But he'd never actually taken another. For years.
What to do? The bigwig would not be keen on re-entering all the data. Brute force and experience would have to come to the rescue.
"Back then," Alessandro told us, "you could actually hear a computer boot: first the power supply's fan would spin up, a second-and-a-half later the hard disk would spin up while the first BIOS messages were displayed."
This was where the problem lay. The disk got rather hot to the touch but did not appear to start spinning up, leaving the old XT floundering.
Alessandro proceeded down his fault-finding tree: "Do you have a hammer?"
Of course not (unless one counted the hefty mallet-shaped thing lurking in the shed) so casting around for an alternative, Alessandro alighted on a natty leather-bound agenda.
"After duly asking permission to use said agenda as a hammer and receiving permission I went on to power up the (still open) computer, waited for the fan to spin up, seeing the first BIOS message coming on the screen and… WHACK!"
Nothing. The disk still refused to boot.
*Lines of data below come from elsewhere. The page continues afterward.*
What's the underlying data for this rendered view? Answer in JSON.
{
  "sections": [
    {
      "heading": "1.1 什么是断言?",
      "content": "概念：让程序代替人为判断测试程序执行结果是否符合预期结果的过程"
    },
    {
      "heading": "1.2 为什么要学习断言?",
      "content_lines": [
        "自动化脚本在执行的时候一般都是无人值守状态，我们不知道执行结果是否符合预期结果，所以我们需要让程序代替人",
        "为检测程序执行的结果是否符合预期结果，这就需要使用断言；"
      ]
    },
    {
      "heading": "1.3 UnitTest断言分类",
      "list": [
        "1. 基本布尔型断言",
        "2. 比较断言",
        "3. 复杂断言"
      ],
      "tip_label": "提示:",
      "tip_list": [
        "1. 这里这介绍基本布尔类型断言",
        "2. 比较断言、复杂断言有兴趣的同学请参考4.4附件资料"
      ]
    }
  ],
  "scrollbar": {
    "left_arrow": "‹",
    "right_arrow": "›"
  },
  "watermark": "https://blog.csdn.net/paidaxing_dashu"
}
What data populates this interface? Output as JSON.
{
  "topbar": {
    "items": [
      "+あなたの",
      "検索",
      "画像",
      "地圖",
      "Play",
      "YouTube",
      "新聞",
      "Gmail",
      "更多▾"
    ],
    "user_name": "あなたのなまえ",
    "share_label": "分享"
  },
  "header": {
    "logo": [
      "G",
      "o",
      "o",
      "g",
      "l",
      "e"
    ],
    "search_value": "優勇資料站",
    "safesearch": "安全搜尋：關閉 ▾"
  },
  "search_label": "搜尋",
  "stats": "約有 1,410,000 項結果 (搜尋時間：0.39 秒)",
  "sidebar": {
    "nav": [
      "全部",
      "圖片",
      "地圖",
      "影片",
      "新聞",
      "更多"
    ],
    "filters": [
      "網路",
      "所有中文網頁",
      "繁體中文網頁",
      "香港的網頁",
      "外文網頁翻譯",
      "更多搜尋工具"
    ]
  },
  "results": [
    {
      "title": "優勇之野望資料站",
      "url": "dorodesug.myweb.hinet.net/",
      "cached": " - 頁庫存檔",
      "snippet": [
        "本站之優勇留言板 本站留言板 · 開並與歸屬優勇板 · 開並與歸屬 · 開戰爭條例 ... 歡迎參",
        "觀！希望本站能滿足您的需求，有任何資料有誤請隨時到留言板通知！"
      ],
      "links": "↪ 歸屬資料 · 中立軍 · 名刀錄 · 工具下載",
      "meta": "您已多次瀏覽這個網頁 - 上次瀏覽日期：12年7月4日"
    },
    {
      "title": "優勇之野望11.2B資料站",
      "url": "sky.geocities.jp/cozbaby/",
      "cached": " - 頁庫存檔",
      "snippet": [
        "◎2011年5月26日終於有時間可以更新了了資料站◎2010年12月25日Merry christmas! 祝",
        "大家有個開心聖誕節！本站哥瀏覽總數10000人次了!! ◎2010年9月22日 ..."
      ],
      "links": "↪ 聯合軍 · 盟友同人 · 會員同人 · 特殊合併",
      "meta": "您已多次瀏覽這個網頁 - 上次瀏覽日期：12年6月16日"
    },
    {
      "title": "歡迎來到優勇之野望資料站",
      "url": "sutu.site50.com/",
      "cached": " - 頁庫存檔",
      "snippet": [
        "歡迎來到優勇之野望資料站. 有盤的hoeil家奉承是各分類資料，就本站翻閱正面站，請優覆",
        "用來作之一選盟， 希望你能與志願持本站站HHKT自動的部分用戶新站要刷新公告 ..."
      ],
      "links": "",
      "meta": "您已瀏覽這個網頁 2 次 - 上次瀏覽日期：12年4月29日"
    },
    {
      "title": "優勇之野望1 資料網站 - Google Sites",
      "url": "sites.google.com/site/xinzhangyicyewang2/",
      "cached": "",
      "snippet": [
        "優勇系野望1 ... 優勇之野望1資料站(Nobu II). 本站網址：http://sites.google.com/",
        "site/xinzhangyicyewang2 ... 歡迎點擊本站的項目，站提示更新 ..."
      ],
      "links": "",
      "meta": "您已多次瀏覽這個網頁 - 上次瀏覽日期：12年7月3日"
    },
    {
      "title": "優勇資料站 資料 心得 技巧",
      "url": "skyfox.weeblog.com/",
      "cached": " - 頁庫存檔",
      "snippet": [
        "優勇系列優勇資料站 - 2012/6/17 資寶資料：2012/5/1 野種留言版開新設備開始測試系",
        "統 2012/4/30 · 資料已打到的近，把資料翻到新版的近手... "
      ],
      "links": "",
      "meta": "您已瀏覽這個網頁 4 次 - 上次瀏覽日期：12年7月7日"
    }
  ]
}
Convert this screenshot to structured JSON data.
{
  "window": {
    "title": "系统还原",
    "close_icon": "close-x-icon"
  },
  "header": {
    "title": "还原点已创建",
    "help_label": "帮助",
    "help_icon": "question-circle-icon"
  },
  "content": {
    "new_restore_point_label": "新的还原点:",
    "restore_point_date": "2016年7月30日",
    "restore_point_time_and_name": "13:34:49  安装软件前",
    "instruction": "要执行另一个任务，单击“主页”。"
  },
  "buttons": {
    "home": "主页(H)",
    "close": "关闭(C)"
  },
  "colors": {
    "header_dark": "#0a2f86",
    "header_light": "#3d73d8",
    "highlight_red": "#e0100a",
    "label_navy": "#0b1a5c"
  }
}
After warning the customer that a few goes might be needed, Alessandro turned it off, turned it on again and thumped the recalcitrant machine once more.
"By this time, the customer was in a bit of distress and said that I clearly didn't know what I was doing, after which I told him all his data was lost anyway and there was nothing to lose."
Alessandro pointed at the binders on the shelves and warned the customer that all those figures would need to be re-entered by hand into a new computer if this didn't work and continued to give the obstinate disk a good thrashing with the binder.
The customer was soon on the phone to Alessandro's boss, complaining that he was just bashing the disk with an expensive executive agenda rather than fixing anything when… the disk spun up: "The computer booted right up in the DOS menu and I heard the customer say: 'Oh... It just bloup-blouped again!'"
As he frantically backed up the customer's data, Alessandro learned what was meant by "bloup-bloup".
While well versed in the lingo of ledgers, computer jargon was beyond the customer. He had therefore made up his own. The noise the PC made as the old Seagate drive creaked into live and MS-DOS crawled onto the screen was "bloup-bloup", and so that was the phrase for "it booted successfully".
Now educated, Alessandro instructed the customer to make backups every day, order a new PC and, for goodness sake, do not turn the old thing off.
Three weeks later another call came in from the beloved customer. The PC had been accidentally turned off, but not to worry – backups had been made, so could a new one be brought over?
Oh, and "please, don't send the crazy hammer guy!"
Ever brought one of IBM's finest back to life with a satisfying slapping? Or got your own words for the mysterious activities undertaken by a computer's internals until your operating system of choice pops up on-screen? Come carve your own tale into the confessional wall with an email to On Call. ®